The scrutiny applied to hospital hygiene practices sometimes causes healthcare professionals to overlook the basics of healthcare hygiene. Everyday surfaces and non-invasive equipment require frequent and targeted sterilisation but they are often disregarded because of the necessary attention required to equipment that is more obviously contaminated. How do hospitals tackle this disparity and who is responsible for ensuring all surfaces and equipment are appropriately sterilised?
According to the Nursing Times, several studies have discovered pathogens on a wide variety of everyday surfaces: ‘door handles (Barker et al, 2004; Oie et al, 2002), computer keyboards (Schulz et al, 2003), soap dispensers (Griffith et al, 2000); Brooks et al, 2002), and sink taps (French et al, 2004). These surfaces are found in most buildings, offices in particular. Offices are infamous for their pathogen spreading abilities, a topic we have previously discussed in our The Germy Grind blog, so it is not news that these surfaces spread infection. Furthermore, these ubiquitous surfaces tend to be the most frequently touched, which reasserts the obviousness of their contamination potential. Why then, are they so often overlooked in hospitals, arguably the most sterile of environments? It seems that the health focus of hospitals and the ways in which they differ from other offices and large sites, has led to the overlooking of common surfaces.
Hospital cleaning staff should, therefore, pay more attention to those everyday surfaces and those in managerial roles should ensure, when outsourcing to private cleaning companies, that those members of staff are properly trained in healthcare hygiene. Imagine: an administrator works on a keyboard that has not been sterilised for a few days. They then hand a doctor a file. The doctor then opens the door to a room and has physical contact with a vulnerable patient. It is easy to see how pathogens can spread. Cleaning should thus be more frequent on those office surfaces and simple practices should not be disregarded.
In a similar fashion to the way in which common surfaces are overlooked within the hospital environment, non-invasive hospital equipment is less regularly sterilised than their invasive counterparts. The Nursing Times again reports that a number of studies demonstrated ‘pathogens can be recovered from a range of non-invasive clinical equipment, including stethoscopes, lifting equipment and ultrasound probes’. They recognise that whilst ‘none of these studies demonstrated a link between contamination and infection’ but clinical equipment ‘can act as a vehicle by which microorganisms are transferred between patients, which may result in infection’. So, it is critical that hospital staff are aware of the instruments they use and do not assume that the contamination potential of non-invasive equipment is negligible.

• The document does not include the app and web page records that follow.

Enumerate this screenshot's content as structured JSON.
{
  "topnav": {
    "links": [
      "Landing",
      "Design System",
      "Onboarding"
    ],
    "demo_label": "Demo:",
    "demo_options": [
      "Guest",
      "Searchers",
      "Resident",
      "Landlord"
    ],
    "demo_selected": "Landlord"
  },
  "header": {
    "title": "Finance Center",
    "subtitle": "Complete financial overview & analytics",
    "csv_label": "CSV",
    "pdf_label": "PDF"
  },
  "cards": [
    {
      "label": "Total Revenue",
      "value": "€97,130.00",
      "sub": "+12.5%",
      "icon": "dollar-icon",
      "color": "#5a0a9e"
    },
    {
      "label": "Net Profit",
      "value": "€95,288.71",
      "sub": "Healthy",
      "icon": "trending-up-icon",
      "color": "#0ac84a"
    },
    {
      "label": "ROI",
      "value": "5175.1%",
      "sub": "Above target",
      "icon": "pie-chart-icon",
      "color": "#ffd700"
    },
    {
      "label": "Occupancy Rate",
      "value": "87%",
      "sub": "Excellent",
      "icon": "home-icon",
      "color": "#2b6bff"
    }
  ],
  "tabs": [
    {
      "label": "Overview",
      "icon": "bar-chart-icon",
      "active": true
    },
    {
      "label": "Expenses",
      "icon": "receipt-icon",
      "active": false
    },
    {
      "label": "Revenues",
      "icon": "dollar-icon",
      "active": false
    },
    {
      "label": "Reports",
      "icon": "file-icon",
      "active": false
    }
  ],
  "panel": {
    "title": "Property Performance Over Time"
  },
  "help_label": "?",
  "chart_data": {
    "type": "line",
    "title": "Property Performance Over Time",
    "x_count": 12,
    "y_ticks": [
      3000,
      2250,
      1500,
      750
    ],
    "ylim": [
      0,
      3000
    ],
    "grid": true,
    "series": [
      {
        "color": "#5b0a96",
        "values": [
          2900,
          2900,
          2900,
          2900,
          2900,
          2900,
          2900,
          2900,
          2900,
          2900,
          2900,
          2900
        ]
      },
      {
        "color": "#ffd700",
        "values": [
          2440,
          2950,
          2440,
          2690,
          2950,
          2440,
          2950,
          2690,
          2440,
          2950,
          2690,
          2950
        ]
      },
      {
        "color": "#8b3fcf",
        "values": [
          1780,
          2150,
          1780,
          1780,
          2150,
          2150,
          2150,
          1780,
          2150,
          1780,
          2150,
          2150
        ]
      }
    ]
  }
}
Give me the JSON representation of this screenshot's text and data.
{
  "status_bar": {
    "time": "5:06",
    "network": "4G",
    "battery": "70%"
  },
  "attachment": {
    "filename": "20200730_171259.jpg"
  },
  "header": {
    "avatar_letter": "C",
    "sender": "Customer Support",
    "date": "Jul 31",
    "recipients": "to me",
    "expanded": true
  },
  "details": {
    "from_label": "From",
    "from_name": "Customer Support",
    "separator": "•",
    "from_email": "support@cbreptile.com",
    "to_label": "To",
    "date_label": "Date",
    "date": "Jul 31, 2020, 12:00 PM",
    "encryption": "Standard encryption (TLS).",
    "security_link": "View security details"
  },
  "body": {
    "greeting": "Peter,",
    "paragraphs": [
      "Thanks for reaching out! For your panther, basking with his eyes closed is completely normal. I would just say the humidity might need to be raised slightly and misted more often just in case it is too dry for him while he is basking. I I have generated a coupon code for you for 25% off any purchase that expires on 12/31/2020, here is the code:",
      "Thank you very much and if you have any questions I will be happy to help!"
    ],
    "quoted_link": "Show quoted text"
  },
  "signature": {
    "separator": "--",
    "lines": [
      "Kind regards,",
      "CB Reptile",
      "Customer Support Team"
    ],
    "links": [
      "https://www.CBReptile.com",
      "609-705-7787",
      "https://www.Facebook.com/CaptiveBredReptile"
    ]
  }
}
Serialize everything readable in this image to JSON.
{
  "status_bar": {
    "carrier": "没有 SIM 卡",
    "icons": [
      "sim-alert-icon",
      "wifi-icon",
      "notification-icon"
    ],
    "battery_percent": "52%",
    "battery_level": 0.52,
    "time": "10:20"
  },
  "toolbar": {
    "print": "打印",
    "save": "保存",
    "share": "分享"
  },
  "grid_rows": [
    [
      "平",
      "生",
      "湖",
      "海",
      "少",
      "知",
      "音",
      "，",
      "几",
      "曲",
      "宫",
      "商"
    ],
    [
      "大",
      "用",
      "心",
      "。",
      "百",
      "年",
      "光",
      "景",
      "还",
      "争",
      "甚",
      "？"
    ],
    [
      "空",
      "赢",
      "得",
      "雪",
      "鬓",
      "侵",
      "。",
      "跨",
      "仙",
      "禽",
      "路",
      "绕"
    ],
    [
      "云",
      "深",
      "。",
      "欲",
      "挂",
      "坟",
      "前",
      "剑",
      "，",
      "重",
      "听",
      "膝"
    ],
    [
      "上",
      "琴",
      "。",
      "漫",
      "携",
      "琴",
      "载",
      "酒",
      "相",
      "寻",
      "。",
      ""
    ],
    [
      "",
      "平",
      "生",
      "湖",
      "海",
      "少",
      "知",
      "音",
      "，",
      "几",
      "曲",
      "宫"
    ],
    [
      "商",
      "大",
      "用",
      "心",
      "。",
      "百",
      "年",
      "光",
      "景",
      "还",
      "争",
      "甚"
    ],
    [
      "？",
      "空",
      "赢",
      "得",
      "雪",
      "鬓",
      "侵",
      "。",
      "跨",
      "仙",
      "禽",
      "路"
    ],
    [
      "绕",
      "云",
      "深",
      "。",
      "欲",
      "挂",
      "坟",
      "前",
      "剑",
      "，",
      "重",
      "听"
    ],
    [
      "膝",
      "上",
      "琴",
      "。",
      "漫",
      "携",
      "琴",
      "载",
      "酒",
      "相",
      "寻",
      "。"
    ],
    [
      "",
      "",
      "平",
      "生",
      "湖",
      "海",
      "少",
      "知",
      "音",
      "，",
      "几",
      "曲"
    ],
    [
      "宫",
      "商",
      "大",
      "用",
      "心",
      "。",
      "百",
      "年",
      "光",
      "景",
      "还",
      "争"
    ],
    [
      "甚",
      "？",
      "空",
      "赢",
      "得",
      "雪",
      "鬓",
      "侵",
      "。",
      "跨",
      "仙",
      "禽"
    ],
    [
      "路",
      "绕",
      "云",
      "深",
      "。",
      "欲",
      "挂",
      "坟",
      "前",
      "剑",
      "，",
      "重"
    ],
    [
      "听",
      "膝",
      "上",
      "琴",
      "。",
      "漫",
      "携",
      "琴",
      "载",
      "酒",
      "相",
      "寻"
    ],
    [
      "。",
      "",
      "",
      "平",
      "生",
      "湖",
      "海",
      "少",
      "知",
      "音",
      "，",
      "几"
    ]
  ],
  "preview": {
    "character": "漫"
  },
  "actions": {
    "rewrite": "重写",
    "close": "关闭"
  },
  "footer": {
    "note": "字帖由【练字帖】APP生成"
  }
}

This overlooking of commonly touched surface and non-invasive equipment calls for an acknowledgment of basic cleaning practices in hospital environments. The blog post by EOScu, ‘Cleaning House Part 2: Know Your Household Pathogen’, actually refers to the standard, yet necessary, attention given to pathogen identification in hospital rooms.
‘Hospitals clean with great attention to what organisms caused illness within that patient room. The pathogen could be a virus, a bacteria, a fungus, or other microorganism. Each pathogen has its own unique characteristics that dictate the kind of cleanser needed, the frequency of cleaning required, and many other factors.’ [sic]
So, who requires this level of healthcare hygiene knowledge? There is some disagreement regarding who is responsible for ensuring that the hospital environment and equipment is suitably sterile. The Deb Group advises a general program.
‘There should be a continuing program for staff training. This program should stress personal hygiene, the importance of frequent and careful washing of hands, and cleaning methods (e.g., sequence of rooms, correct use of equipment, dilution of cleaning chemicals and disinfectants, etc.)’
Whilst all staff members should know the basics of hospital hygiene practices, training programs should be tailored to the individual staff roles so that staff fully understand the equipment and environments they use, as well as the likely pathogens present in these circumstances. The Nursing Times highlights the importance of tailored staff awareness.
‘Expectations that cleaners will be able to do everything are unrealistic, so it is important that all health-care staff participate in keeping the environment clean and tidy. While routine general cleaning should be undertaken by trained cleaning staff, nurses and other health-care workers should familiarise themselves with the whereabouts of equipment should they need to use it. It is also important that staff are trained how to clean and how to use cleaning equipment’.
Anyone working in the healthcare industry should be well educated in healthcare hygiene practices and updated as these practices change and more research is completed. Whilst all staff should have this general knowledge regarding cleaning best practices, they should also receive training on the cleaning and maintenance of the specific environments or equipment most used by them, at least to the extent that they should recognise the need for further sterilisation or tool replacement. Tailored training programs should not only familiarise staff with the equipment they use, but should outline the necessary products and cleaning supplies needed to combat the most likely present pathogens.